It's been a year in which the painful shortcomings of the BBC have become all too obvious. There was the disaster of the Royal Jubilee river pageant, during which the world's broadcast technology leader with a £5bn a year budget couldn't even manage to maintain an audio stream from some boats in the middle of the capital's river to its banks because of drizzly rain, though the content, produced by the BBC's Head of Jackanory, was deeply insulting to anyone over 12 years old anyway. We learned that the BBC's new breed of reporters, like David Cameron, are deeply ignorant of our history; Lock the hatters, they avowed, made the hat worn by Nelson at Waterloo.

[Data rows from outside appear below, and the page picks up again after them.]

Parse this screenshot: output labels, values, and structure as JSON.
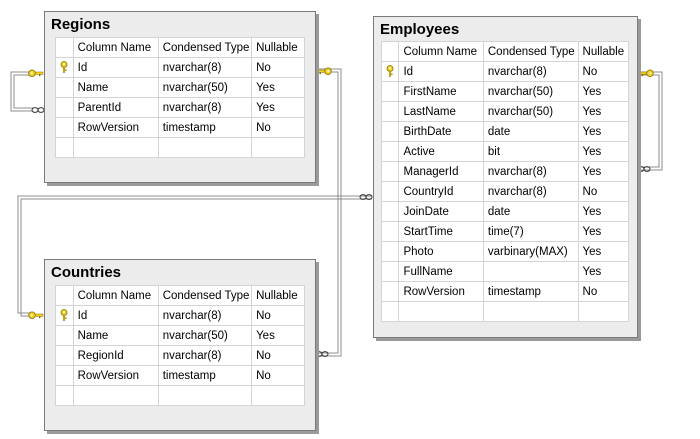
{
  "columns": [
    "Column Name",
    "Condensed Type",
    "Nullable"
  ],
  "tables": {
    "regions": {
      "title": "Regions",
      "rows": [
        {
          "pk": true,
          "name": "Id",
          "type": "nvarchar(8)",
          "nullable": "No"
        },
        {
          "pk": false,
          "name": "Name",
          "type": "nvarchar(50)",
          "nullable": "Yes"
        },
        {
          "pk": false,
          "name": "ParentId",
          "type": "nvarchar(8)",
          "nullable": "Yes"
        },
        {
          "pk": false,
          "name": "RowVersion",
          "type": "timestamp",
          "nullable": "No"
        }
      ]
    },
    "countries": {
      "title": "Countries",
      "rows": [
        {
          "pk": true,
          "name": "Id",
          "type": "nvarchar(8)",
          "nullable": "No"
        },
        {
          "pk": false,
          "name": "Name",
          "type": "nvarchar(50)",
          "nullable": "Yes"
        },
        {
          "pk": false,
          "name": "RegionId",
          "type": "nvarchar(8)",
          "nullable": "No"
        },
        {
          "pk": false,
          "name": "RowVersion",
          "type": "timestamp",
          "nullable": "No"
        }
      ]
    },
    "employees": {
      "title": "Employees",
      "rows": [
        {
          "pk": true,
          "name": "Id",
          "type": "nvarchar(8)",
          "nullable": "No"
        },
        {
          "pk": false,
          "name": "FirstName",
          "type": "nvarchar(50)",
          "nullable": "Yes"
        },
        {
          "pk": false,
          "name": "LastName",
          "type": "nvarchar(50)",
          "nullable": "Yes"
        },
        {
          "pk": false,
          "name": "BirthDate",
          "type": "date",
          "nullable": "Yes"
        },
        {
          "pk": false,
          "name": "Active",
          "type": "bit",
          "nullable": "Yes"
        },
        {
          "pk": false,
          "name": "ManagerId",
          "type": "nvarchar(8)",
          "nullable": "Yes"
        },
        {
          "pk": false,
          "name": "CountryId",
          "type": "nvarchar(8)",
          "nullable": "No"
        },
        {
          "pk": false,
          "name": "JoinDate",
          "type": "date",
          "nullable": "Yes"
        },
        {
          "pk": false,
          "name": "StartTime",
          "type": "time(7)",
          "nullable": "Yes"
        },
        {
          "pk": false,
          "name": "Photo",
          "type": "varbinary(MAX)",
          "nullable": "Yes"
        },
        {
          "pk": false,
          "name": "FullName",
          "type": "",
          "nullable": "Yes"
        },
        {
          "pk": false,
          "name": "RowVersion",
          "type": "timestamp",
          "nullable": "No"
        }
      ]
    }
  },
  "relationships": [
    {
      "name": "regions-parent-self",
      "from": "regions.ParentId",
      "to": "regions.Id"
    },
    {
      "name": "countries-region",
      "from": "countries.RegionId",
      "to": "regions.Id"
    },
    {
      "name": "employees-country",
      "from": "employees.CountryId",
      "to": "countries.Id"
    },
    {
      "name": "employees-manager-self",
      "from": "employees.ManagerId",
      "to": "employees.Id"
    }
  ],
  "colors": {
    "table_bg": "#ececec",
    "border": "#7a7a7a",
    "shadow": "#9a9a9a",
    "connector": "#8c8c8c",
    "key_fill": "#f2d21b",
    "key_stroke": "#8a6f00"
  },
  "icons": {
    "primary_key": "key-icon",
    "one_end": "key-icon",
    "many_end": "infinity-icon"
  }
}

We also had the BBC outclassed at every turn in reporting events in Libya, and currently Syria. Whilst Sky and Al-Jazeera film teams were up with the action on the ground, the risk-averse BBC teams, four times the size, filmed from their hotel balconies. Sky gave us the fresh debris of war and tracer rounds impacting on adobe walls whilst the BBC gave us distant plumes of smoke over the rooftops.

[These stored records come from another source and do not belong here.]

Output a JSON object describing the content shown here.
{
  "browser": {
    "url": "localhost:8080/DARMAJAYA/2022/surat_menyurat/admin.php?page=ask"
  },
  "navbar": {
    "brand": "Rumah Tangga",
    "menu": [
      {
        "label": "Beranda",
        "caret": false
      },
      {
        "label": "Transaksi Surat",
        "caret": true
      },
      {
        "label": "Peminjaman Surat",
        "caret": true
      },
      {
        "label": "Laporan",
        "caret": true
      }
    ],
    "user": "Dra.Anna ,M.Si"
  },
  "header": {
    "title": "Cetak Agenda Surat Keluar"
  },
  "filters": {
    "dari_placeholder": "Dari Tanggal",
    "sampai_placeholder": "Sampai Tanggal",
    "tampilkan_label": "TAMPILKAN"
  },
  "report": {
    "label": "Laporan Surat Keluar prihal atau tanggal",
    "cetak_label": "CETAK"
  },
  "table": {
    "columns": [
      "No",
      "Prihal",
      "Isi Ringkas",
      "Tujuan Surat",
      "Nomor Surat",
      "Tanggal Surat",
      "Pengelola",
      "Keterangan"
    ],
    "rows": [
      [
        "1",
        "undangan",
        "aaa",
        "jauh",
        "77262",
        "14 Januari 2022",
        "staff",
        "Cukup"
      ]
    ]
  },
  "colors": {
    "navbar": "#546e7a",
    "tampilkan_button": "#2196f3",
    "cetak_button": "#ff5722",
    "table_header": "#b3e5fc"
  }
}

The Olympics were not filmed by the BBC and therefore went OK.
Then, with interludes telling of coke-snorting on Blue Peter and Pudsey being in re-hab, we learned that the BBC's Saint Jimmie was actually Britain's most prolific kiddie-fiddler, abusing children under the BBC's banner for decades; "We thought everyone knew" they said, echoing the position argued by Labour's Deputy Leader, Harriet Harman that “childhood sexual experiences, willingly engaged in, with an adult result in no identifiable damage”. Harman was no doubt duly astonished at the stream of highly-damaged individuals who subsequently appeared on other channels telling their stories.
That the Savile story wasn't broken by the BBC was the result of an editorial timidity exemplified by the Corporation's new Chief Executive, George Entwhistle, a man as charismatic a leader as an aged Galapagos tortoise, and with about as much sustained interest in his own organisation. Then the McAlpine story that was broken, and missed the target by a mile. Even this blog warned against mistaken identity.
And now Incurious George gets a whacking payout from the TV tax in return for his past credulity and future good behaviour, still sulking and clearly believing the need for his resignation was 'not fair'. The BBC's 2007 Charter, awarded for 10 years, made it fair; the BBC Trust, headed by Lord Patten, was for the first time completely operationally independent from the broadcast organisation - and clearly Patten believes this also means that the Trust has no responsibility whatsoever for operational disasters, for his own resignation is slow in coming.
The shape of the BBC's new Charter from 2016 must now be in serious question. The need for change is manifest. The Culture Secretary now has the opportunity to re-think the Charter from the ground up - though I have little hope this omnishambles government will actually have the will to tackle the task.